Onkar Ghate published an excellent essay on the joy of Christmas in US News and World Report. It begins:
I’m an atheist, and I love Christmas. If you think that’s a contradiction, think again.
Do you remember as a child composing wish lists of things you genuinely valued, thought you deserved, and knew would bring you pleasure? Do you remember eagerly awaiting the arrival of Christmas morning and the new bike, book, or chemistry set you were hoping for? That childhood feeling captures the spirit of Christmas and explains why so many of us look forward to the season each year.
That joyful spirit of Christmas, Ghate argues, is part and parcel of a commercial Christmas. It’s nowhere to be found in a truly Christian Christmas.
As someone who felt rather overwhelmed this holiday season, I appreciated Ghate’s explicit rejection of the all-too-common duty-based approach to Christmas toward the end of his essay:

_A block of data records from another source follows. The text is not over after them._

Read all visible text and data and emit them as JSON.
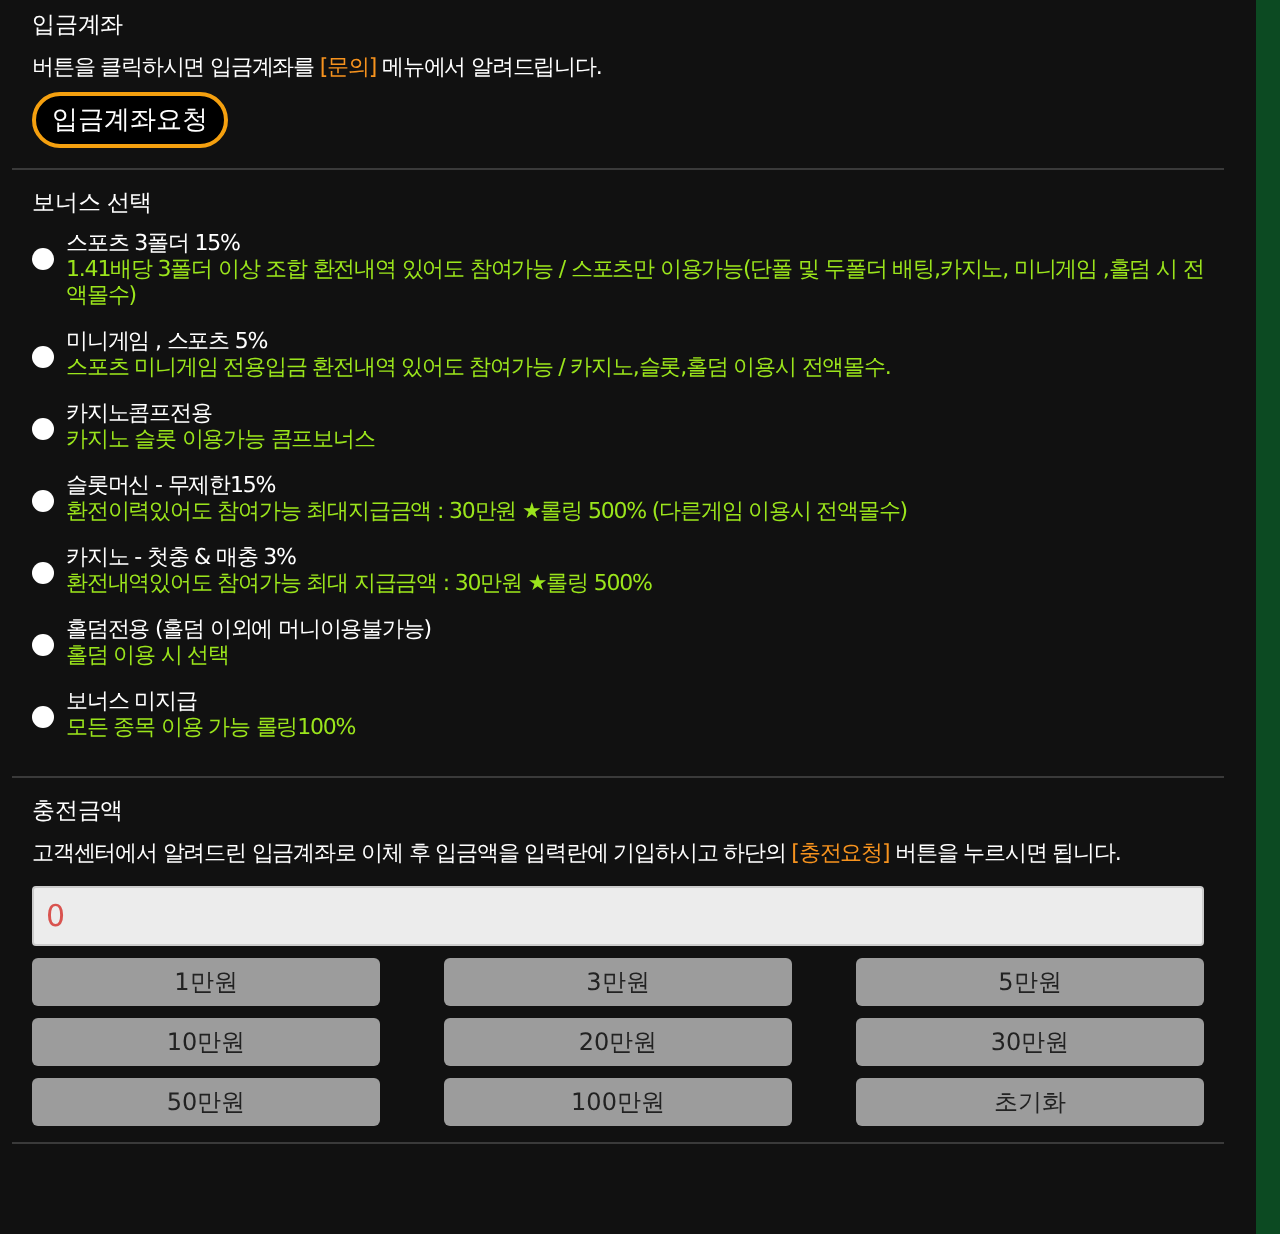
{
  "deposit_account": {
    "heading": "입금계좌",
    "description": [
      {
        "kind": "plain",
        "text": "버튼을 클릭하시면 입금계좌를 "
      },
      {
        "kind": "highlight",
        "text": "[문의]"
      },
      {
        "kind": "plain",
        "text": " 메뉴에서 알려드립니다."
      }
    ],
    "request_button": "입금계좌요청"
  },
  "bonus_selection": {
    "heading": "보너스 선택",
    "options": [
      {
        "title": "스포츠 3폴더 15%",
        "detail": "1.41배당 3폴더 이상 조합 환전내역 있어도 참여가능 / 스포츠만 이용가능(단폴 및 두폴더 배팅,카지노, 미니게임 ,홀덤 시 전액몰수)",
        "selected": false
      },
      {
        "title": "미니게임 , 스포츠 5%",
        "detail": "스포츠 미니게임 전용입금 환전내역 있어도 참여가능 / 카지노,슬롯,홀덤 이용시 전액몰수.",
        "selected": false
      },
      {
        "title": "카지노콤프전용",
        "detail": "카지노 슬롯 이용가능 콤프보너스",
        "selected": false
      },
      {
        "title": "슬롯머신 - 무제한15%",
        "detail": "환전이력있어도 참여가능 최대지급금액 : 30만원 ★롤링 500% (다른게임 이용시 전액몰수)",
        "selected": false
      },
      {
        "title": "카지노 - 첫충 & 매충 3%",
        "detail": "환전내역있어도 참여가능 최대 지급금액 : 30만원 ★롤링 500%",
        "selected": false
      },
      {
        "title": "홀덤전용 (홀덤 이외에 머니이용불가능)",
        "detail": "홀덤 이용 시 선택",
        "selected": false
      },
      {
        "title": "보너스 미지급",
        "detail": "모든 종목 이용 가능 롤링100%",
        "selected": false
      }
    ]
  },
  "charge_amount": {
    "heading": "충전금액",
    "description": [
      {
        "kind": "plain",
        "text": "고객센터에서 알려드린 입금계좌로 이체 후 입금액을 입력란에 기입하시고 하단의 "
      },
      {
        "kind": "highlight",
        "text": "[충전요청]"
      },
      {
        "kind": "plain",
        "text": " 버튼을 누르시면 됩니다."
      }
    ],
    "amount_value": "0",
    "amount_buttons": [
      "1만원",
      "3만원",
      "5만원",
      "10만원",
      "20만원",
      "30만원",
      "50만원",
      "100만원",
      "초기화"
    ]
  }
}
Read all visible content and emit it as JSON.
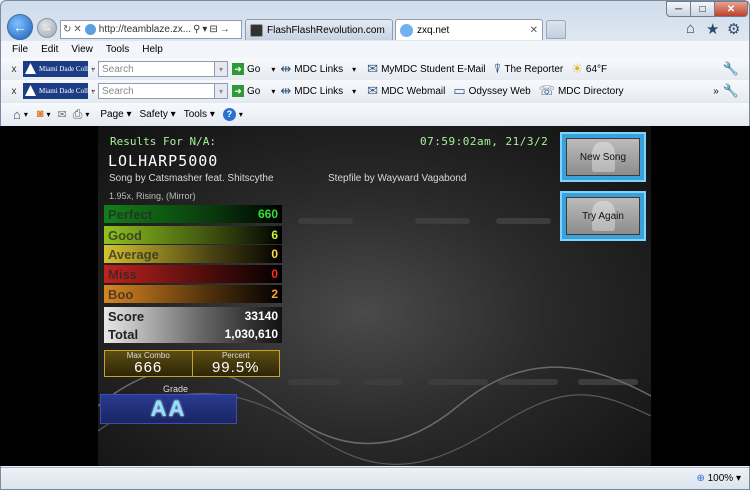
{
  "browser": {
    "address": "http://teamblaze.zx...",
    "tabs": [
      {
        "label": "FlashFlashRevolution.com"
      },
      {
        "label": "zxq.net"
      }
    ],
    "window_buttons": {
      "minimize": "─",
      "maximize": "□",
      "close": "✕"
    },
    "menu": [
      "File",
      "Edit",
      "View",
      "Tools",
      "Help"
    ],
    "toolbar1": {
      "search_placeholder": "Search",
      "go": "Go",
      "links": [
        "MDC Links",
        "MyMDC Student E-Mail",
        "The Reporter",
        "64°F"
      ]
    },
    "toolbar2": {
      "search_placeholder": "Search",
      "go": "Go",
      "links": [
        "MDC Links",
        "MDC Webmail",
        "Odyssey Web",
        "MDC Directory"
      ]
    },
    "command_bar": {
      "page": "Page",
      "safety": "Safety",
      "tools": "Tools"
    },
    "logo_text": "Miami Dade College",
    "zoom": "100%"
  },
  "game": {
    "results_for": "Results For N/A:",
    "timestamp": "07:59:02am, 21/3/2",
    "player": "LOLHARP5000",
    "song_by": "Song by Catsmasher feat. Shitscythe",
    "stepfile_by": "Stepfile by Wayward Vagabond",
    "modifiers": "1.95x, Rising, (Mirror)",
    "judgements": [
      {
        "label": "Perfect",
        "value": "660",
        "color": "#35e035"
      },
      {
        "label": "Good",
        "value": "6",
        "color": "#c8f03c"
      },
      {
        "label": "Average",
        "value": "0",
        "color": "#ffe040"
      },
      {
        "label": "Miss",
        "value": "0",
        "color": "#ff2a2a"
      },
      {
        "label": "Boo",
        "value": "2",
        "color": "#ffa030"
      }
    ],
    "score_label": "Score",
    "score": "33140",
    "total_label": "Total",
    "total": "1,030,610",
    "max_combo_label": "Max Combo",
    "max_combo": "666",
    "percent_label": "Percent",
    "percent": "99.5%",
    "grade_label": "Grade",
    "grade": "AA",
    "new_song": "New Song",
    "try_again": "Try Again"
  }
}
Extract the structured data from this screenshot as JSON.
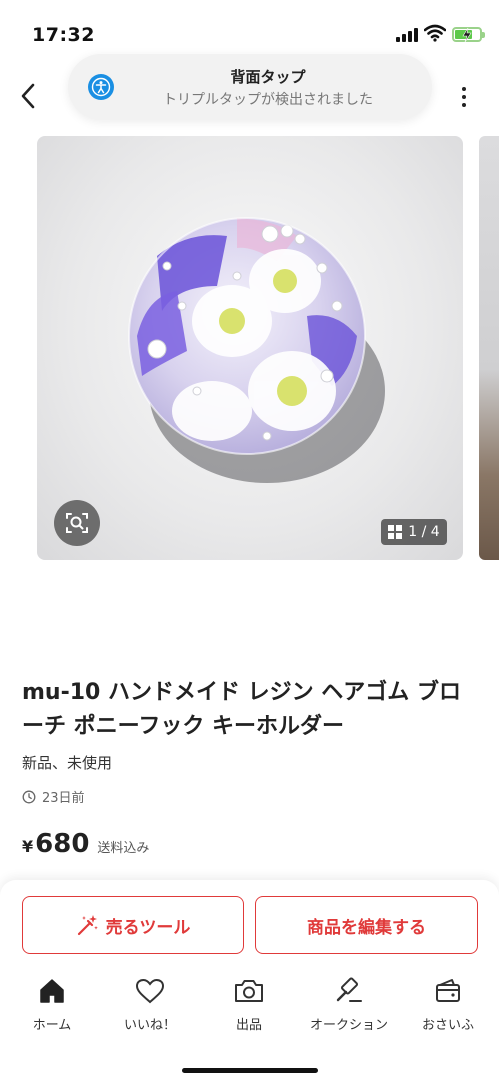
{
  "status_bar": {
    "time": "17:32"
  },
  "banner": {
    "title": "背面タップ",
    "subtitle": "トリプルタップが検出されました"
  },
  "gallery": {
    "counter": "1 / 4"
  },
  "product": {
    "title": "mu-10 ハンドメイド レジン ヘアゴム ブローチ ポニーフック キーホルダー",
    "condition": "新品、未使用",
    "posted": "23日前",
    "currency": "¥",
    "price": "680",
    "shipping": "送料込み"
  },
  "actions": {
    "sell_tool": "売るツール",
    "edit": "商品を編集する"
  },
  "tabs": [
    {
      "label": "ホーム",
      "icon": "home-icon"
    },
    {
      "label": "いいね！",
      "icon": "heart-icon"
    },
    {
      "label": "出品",
      "icon": "camera-icon"
    },
    {
      "label": "オークション",
      "icon": "gavel-icon"
    },
    {
      "label": "おさいふ",
      "icon": "wallet-icon"
    }
  ],
  "colors": {
    "accent": "#e03a3a",
    "banner_icon": "#1a8fe3"
  }
}
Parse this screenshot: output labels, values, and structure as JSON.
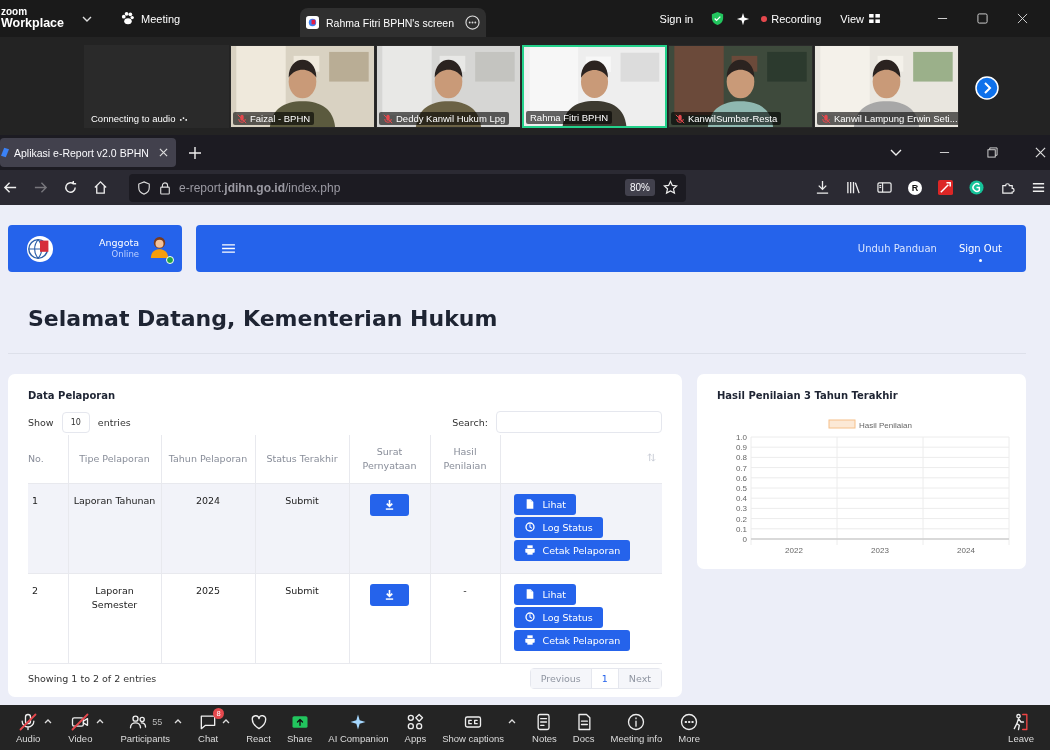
{
  "zoom_bar": {
    "logo_top": "zoom",
    "logo_bottom": "Workplace",
    "meeting": "Meeting",
    "share_tab": "Rahma Fitri BPHN's screen",
    "sign_in": "Sign in",
    "recording": "Recording",
    "view": "View"
  },
  "tiles": [
    {
      "kind": "no-video",
      "name": "Connecting to audio",
      "muted": false,
      "speaking": false
    },
    {
      "kind": "video",
      "name": "Faizal - BPHN",
      "muted": true,
      "speaking": false
    },
    {
      "kind": "video",
      "name": "Deddy Kanwil Hukum Lpg",
      "muted": true,
      "speaking": false
    },
    {
      "kind": "video",
      "name": "Rahma Fitri BPHN",
      "muted": false,
      "speaking": true
    },
    {
      "kind": "video",
      "name": "KanwilSumbar-Resta",
      "muted": true,
      "speaking": false
    },
    {
      "kind": "video",
      "name": "Kanwil Lampung Erwin Seti...",
      "muted": true,
      "speaking": false
    }
  ],
  "browser": {
    "tab": "Aplikasi e-Report v2.0 BPHN",
    "url": "e-report.**jdihn.go.id**/index.php",
    "zoom": "80%",
    "forward_disabled": true,
    "profile": "R"
  },
  "header": {
    "role": "Anggota",
    "status": "Online",
    "links": [
      {
        "label": "Unduh Panduan",
        "selected": false
      },
      {
        "label": "Sign Out",
        "selected": true
      }
    ]
  },
  "title": "Selamat Datang, Kementerian Hukum",
  "table_card": {
    "title": "Data Pelaporan",
    "show": "Show",
    "page_size": "10",
    "entries": "entries",
    "search_label": "Search:",
    "columns": [
      "No.",
      "Tipe Pelaporan",
      "Tahun Pelaporan",
      "Status Terakhir",
      "Surat Pernyataan",
      "Hasil Penilaian"
    ],
    "rows": [
      {
        "no": "1",
        "type": "Laporan Tahunan",
        "year": "2024",
        "status": "Submit",
        "actions": [
          {
            "kind": "view",
            "label": "Lihat"
          },
          {
            "kind": "log",
            "label": "Log Status"
          },
          {
            "kind": "print",
            "label": "Cetak Pelaporan"
          }
        ]
      },
      {
        "no": "2",
        "type": "Laporan Semester",
        "year": "2025",
        "status": "Submit",
        "result": "-",
        "actions": [
          {
            "kind": "view",
            "label": "Lihat"
          },
          {
            "kind": "log",
            "label": "Log Status"
          },
          {
            "kind": "print",
            "label": "Cetak Pelaporan"
          }
        ]
      }
    ],
    "info": "Showing 1 to 2 of 2 entries",
    "pagination": [
      {
        "label": "Previous",
        "selected": false,
        "disabled": true
      },
      {
        "label": "1",
        "selected": true,
        "disabled": false
      },
      {
        "label": "Next",
        "selected": false,
        "disabled": true
      }
    ]
  },
  "chart_card": {
    "title": "Hasil Penilaian 3 Tahun Terakhir",
    "chart_data": {
      "type": "bar",
      "grid": true,
      "categories": [
        "2022",
        "2023",
        "2024"
      ],
      "series": [
        {
          "name": "Hasil Penilaian",
          "color": "#f6c08a",
          "values": [
            null,
            null,
            null
          ]
        }
      ],
      "ylim": [
        0,
        1
      ],
      "yticks": [
        0,
        0.1,
        0.2,
        0.3,
        0.4,
        0.5,
        0.6,
        0.7,
        0.8,
        0.9,
        {
          "value": 1,
          "label": "1.0"
        }
      ]
    }
  },
  "toolbar": [
    {
      "label": "Audio",
      "caret": true,
      "off": true
    },
    {
      "label": "Video",
      "caret": true,
      "off": true
    },
    {
      "label": "Participants",
      "count": "55",
      "caret": true,
      "off": false
    },
    {
      "label": "Chat",
      "badge": "8",
      "caret": true,
      "off": false
    },
    {
      "label": "React",
      "caret": false,
      "off": false
    },
    {
      "label": "Share",
      "caret": false,
      "off": false
    },
    {
      "label": "AI Companion",
      "caret": false,
      "off": false
    },
    {
      "label": "Apps",
      "caret": false,
      "off": false
    },
    {
      "label": "Show captions",
      "caret": true,
      "off": false
    },
    {
      "label": "Notes",
      "caret": false,
      "off": false
    },
    {
      "label": "Docs",
      "caret": false,
      "off": false
    },
    {
      "label": "Meeting info",
      "caret": false,
      "off": false
    },
    {
      "label": "More",
      "caret": false,
      "off": false
    },
    {
      "label": "Leave",
      "caret": false,
      "off": false
    }
  ]
}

It’s not uncommon today to hear people say Christmas is their most stressful period. Pressed for time (and this year probably for money, too), they feel there are just too many lights to put up, meals to cook, and gifts to buy. Seeking something to blame, they blame the commercialism of the season. But there is no commandment, “Thou shall buy a present for everyone you know.” This is the religious mentality of duty rearing its ugly head again. Do and buy only that which you can truly afford and enjoy; there are myriad ways to celebrate with loved ones without spending a cent.
Take some time to enjoy a mug of hot cocoa while staring at the pretty lights and decorations on your Christmas tree. Enjoy time with beloved family members and friends. Reflect on your accomplishments for the year. Look forward to 2010. Most of all, take a deep breath and enjoy your holidays in the most selfish way you can!